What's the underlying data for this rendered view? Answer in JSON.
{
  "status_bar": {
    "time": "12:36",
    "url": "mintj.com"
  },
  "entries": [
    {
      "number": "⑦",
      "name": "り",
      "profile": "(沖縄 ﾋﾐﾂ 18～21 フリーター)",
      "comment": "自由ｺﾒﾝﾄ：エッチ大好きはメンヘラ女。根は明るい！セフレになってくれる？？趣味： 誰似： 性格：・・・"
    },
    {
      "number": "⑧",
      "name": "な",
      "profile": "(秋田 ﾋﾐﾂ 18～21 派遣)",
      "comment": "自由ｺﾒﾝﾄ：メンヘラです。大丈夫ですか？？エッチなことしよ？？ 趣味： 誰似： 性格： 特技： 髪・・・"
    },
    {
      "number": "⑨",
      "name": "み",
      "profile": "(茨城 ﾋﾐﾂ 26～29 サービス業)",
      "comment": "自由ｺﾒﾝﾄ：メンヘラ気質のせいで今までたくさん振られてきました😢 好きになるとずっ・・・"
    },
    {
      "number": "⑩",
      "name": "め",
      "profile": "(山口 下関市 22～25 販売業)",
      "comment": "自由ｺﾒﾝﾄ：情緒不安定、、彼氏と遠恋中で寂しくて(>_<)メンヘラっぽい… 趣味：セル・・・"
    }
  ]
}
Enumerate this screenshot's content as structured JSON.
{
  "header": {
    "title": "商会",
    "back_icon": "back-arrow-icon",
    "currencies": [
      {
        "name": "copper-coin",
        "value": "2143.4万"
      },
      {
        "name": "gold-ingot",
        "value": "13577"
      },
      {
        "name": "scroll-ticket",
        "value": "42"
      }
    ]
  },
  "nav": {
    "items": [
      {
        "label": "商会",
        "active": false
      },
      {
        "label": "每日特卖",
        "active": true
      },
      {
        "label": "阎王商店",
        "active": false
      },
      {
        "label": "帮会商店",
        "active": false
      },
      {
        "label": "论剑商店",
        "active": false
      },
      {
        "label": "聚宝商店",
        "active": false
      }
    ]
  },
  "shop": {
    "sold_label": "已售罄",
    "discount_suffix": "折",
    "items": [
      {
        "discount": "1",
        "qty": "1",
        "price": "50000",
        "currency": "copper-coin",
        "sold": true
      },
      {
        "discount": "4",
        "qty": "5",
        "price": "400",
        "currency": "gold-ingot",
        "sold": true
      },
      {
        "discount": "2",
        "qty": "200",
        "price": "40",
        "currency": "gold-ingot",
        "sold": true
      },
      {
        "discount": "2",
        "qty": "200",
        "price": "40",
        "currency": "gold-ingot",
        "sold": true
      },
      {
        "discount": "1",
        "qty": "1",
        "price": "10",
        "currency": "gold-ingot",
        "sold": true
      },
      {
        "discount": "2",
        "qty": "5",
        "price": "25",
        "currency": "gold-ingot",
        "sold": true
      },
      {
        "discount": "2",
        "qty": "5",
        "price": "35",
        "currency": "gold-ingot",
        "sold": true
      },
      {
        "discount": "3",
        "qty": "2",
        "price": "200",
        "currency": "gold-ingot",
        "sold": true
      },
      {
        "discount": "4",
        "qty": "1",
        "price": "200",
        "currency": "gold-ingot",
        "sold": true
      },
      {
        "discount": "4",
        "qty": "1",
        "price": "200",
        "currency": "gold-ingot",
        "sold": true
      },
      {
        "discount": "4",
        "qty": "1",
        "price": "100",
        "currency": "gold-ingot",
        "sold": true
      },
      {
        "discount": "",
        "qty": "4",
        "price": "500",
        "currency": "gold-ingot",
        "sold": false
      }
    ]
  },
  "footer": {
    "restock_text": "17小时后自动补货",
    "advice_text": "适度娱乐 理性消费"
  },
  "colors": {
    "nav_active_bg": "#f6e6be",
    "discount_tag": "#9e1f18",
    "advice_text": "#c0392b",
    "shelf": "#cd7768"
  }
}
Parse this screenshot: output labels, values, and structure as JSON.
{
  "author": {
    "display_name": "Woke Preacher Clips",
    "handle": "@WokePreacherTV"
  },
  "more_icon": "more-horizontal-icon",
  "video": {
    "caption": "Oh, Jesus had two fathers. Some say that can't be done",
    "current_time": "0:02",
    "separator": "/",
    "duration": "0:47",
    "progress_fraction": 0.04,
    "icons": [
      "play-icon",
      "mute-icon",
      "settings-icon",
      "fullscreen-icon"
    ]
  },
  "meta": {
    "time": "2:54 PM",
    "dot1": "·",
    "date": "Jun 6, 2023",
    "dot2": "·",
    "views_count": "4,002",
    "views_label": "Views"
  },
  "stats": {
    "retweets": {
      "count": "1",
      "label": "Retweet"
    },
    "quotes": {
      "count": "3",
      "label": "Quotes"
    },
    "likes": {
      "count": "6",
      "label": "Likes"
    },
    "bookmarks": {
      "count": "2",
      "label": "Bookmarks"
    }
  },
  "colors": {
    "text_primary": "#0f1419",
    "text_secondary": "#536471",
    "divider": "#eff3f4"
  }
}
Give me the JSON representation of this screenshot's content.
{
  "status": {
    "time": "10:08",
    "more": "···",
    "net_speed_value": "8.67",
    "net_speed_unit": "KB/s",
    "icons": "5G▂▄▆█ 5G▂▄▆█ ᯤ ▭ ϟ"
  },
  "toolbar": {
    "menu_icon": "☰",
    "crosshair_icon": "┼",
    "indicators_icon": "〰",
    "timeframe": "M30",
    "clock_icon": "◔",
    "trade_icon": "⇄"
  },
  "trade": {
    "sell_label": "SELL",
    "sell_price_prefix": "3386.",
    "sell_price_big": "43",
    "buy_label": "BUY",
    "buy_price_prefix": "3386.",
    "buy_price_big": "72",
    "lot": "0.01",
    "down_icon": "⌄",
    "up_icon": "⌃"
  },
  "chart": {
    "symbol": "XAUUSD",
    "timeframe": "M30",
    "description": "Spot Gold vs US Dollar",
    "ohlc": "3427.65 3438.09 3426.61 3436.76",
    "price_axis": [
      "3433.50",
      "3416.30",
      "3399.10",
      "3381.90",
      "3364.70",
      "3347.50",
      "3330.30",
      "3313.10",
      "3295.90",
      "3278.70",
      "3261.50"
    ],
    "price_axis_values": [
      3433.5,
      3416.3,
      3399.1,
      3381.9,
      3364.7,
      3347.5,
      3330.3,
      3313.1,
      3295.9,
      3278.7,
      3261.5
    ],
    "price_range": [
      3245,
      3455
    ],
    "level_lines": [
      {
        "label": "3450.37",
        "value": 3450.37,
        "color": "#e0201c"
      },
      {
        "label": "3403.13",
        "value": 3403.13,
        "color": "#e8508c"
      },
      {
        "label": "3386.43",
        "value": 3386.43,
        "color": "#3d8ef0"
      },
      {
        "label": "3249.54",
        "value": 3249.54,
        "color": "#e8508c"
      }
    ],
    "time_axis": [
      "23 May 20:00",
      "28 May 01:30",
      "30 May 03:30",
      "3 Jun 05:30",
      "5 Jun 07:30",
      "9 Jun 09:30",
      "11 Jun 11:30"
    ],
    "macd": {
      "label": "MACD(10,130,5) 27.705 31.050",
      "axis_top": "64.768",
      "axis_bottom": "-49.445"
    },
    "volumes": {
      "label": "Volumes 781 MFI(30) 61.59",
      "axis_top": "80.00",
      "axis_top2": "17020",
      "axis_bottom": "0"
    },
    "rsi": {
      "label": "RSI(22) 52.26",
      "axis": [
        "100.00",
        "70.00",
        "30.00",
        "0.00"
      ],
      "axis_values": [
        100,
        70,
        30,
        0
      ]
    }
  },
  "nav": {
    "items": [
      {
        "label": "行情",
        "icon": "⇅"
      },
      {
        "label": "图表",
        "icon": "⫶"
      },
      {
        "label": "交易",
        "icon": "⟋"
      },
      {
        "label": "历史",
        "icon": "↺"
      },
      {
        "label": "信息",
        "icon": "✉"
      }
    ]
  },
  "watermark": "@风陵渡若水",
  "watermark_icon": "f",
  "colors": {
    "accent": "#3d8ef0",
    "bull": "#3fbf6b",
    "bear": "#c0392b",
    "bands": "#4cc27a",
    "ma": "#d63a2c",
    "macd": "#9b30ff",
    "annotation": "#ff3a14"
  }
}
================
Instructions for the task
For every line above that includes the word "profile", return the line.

Problem solution
      "profile": "(沖縄 ﾋﾐﾂ 18～21 フリーター)",
      "profile": "(秋田 ﾋﾐﾂ 18～21 派遣)",
      "profile": "(茨城 ﾋﾐﾂ 26～29 サービス業)",
      "profile": "(山口 下関市 22～25 販売業)",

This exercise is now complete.